_WHAT IS EXPECTED_
Please copy out the full listing that follows exactly; no picture belongs in the copy.
----------------
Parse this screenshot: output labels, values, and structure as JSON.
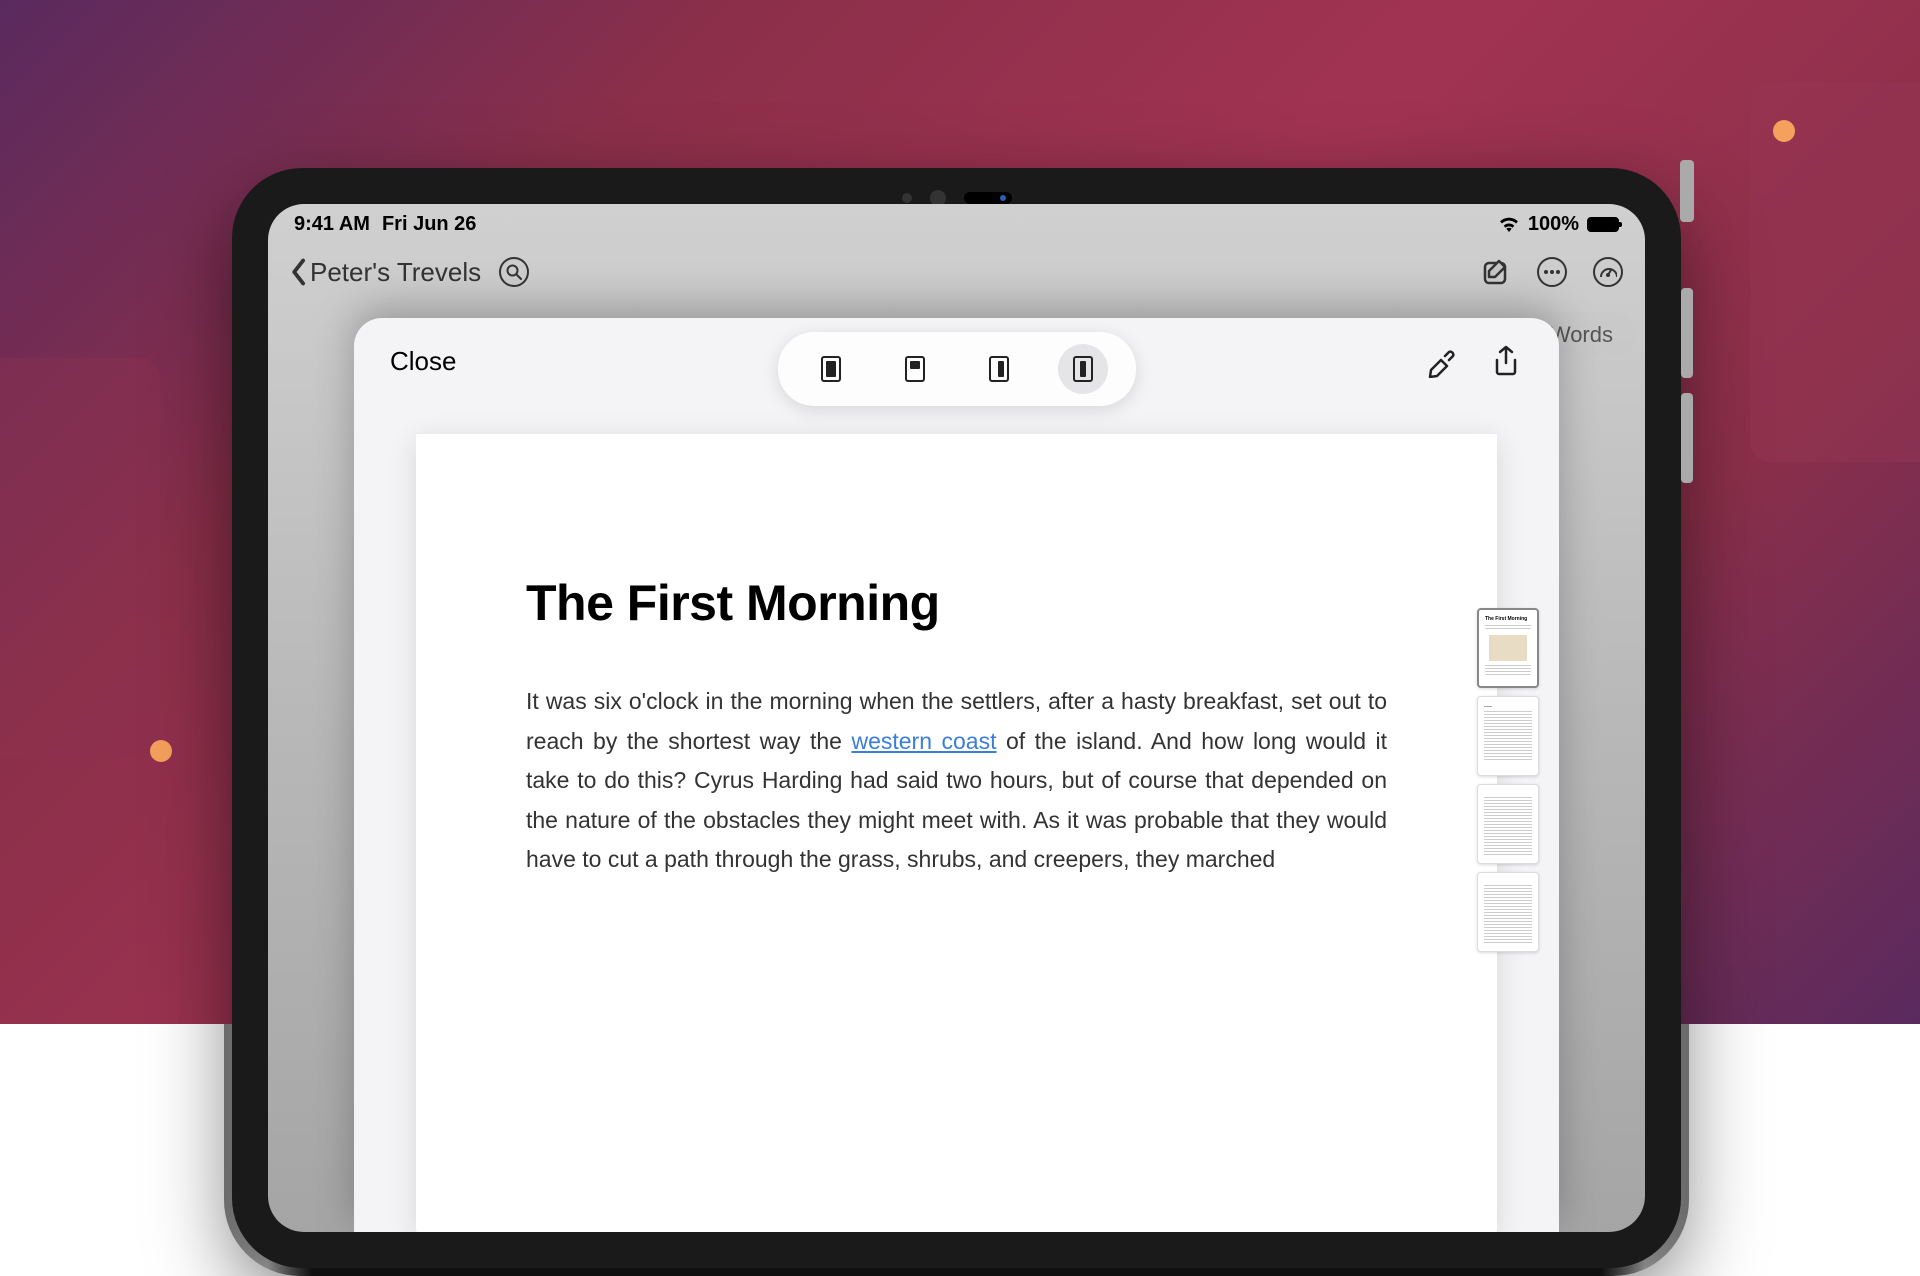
{
  "status": {
    "time": "9:41 AM",
    "date": "Fri Jun 26",
    "battery": "100%"
  },
  "nav": {
    "back_label": "Peter's Trevels"
  },
  "badge": {
    "words": "Words"
  },
  "sheet": {
    "close_label": "Close",
    "layout_options": [
      "full",
      "top",
      "right",
      "center"
    ],
    "selected_layout_index": 3
  },
  "document": {
    "title": "The First Morning",
    "body_pre": "It was six o'clock in the morning when the settlers, after a hasty breakfast, set out to reach by the shortest way the ",
    "link_text": "western coast",
    "body_post": " of the island. And how long would it take to do this? Cyrus Harding had said two hours, but of course that depended on the nature of the obstacles they might meet with. As it was probable that they would have to cut a path through the grass, shrubs, and creepers, they marched"
  },
  "thumbnails": {
    "count": 4,
    "active_index": 0
  }
}
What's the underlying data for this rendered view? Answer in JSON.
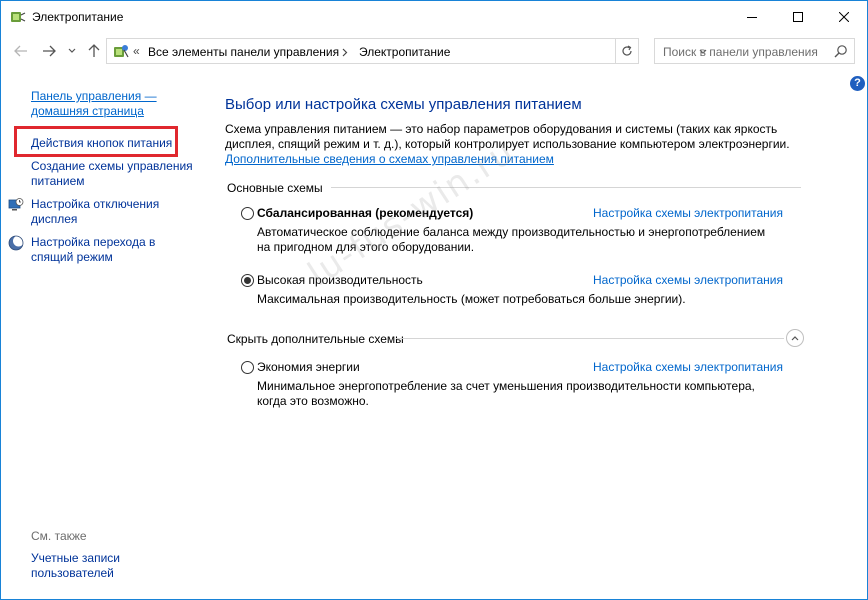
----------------
_SOLUTION TO THIS EXERCISE_
Parse this screenshot: output labels, values, and structure as JSON.
{
  "status": {
    "time": "9:41 AM",
    "date": "Fri Jun 26",
    "battery": "100%"
  },
  "nav": {
    "back_label": "Peter's Trevels"
  },
  "badge": {
    "words": "Words"
  },
  "sheet": {
    "close_label": "Close",
    "layout_options": [
      "full",
      "top",
      "right",
      "center"
    ],
    "selected_layout_index": 3
  },
  "document": {
    "title": "The First Morning",
    "body_pre": "It was six o'clock in the morning when the settlers, after a hasty breakfast, set out to reach by the shortest way the ",
    "link_text": "western coast",
    "body_post": " of the island. And how long would it take to do this? Cyrus Harding had said two hours, but of course that depended on the nature of the obstacles they might meet with. As it was probable that they would have to cut a path through the grass, shrubs, and creepers, they marched"
  },
  "thumbnails": {
    "count": 4,
    "active_index": 0
  }
}
What's the underlying data for this rendered view? Answer in JSON.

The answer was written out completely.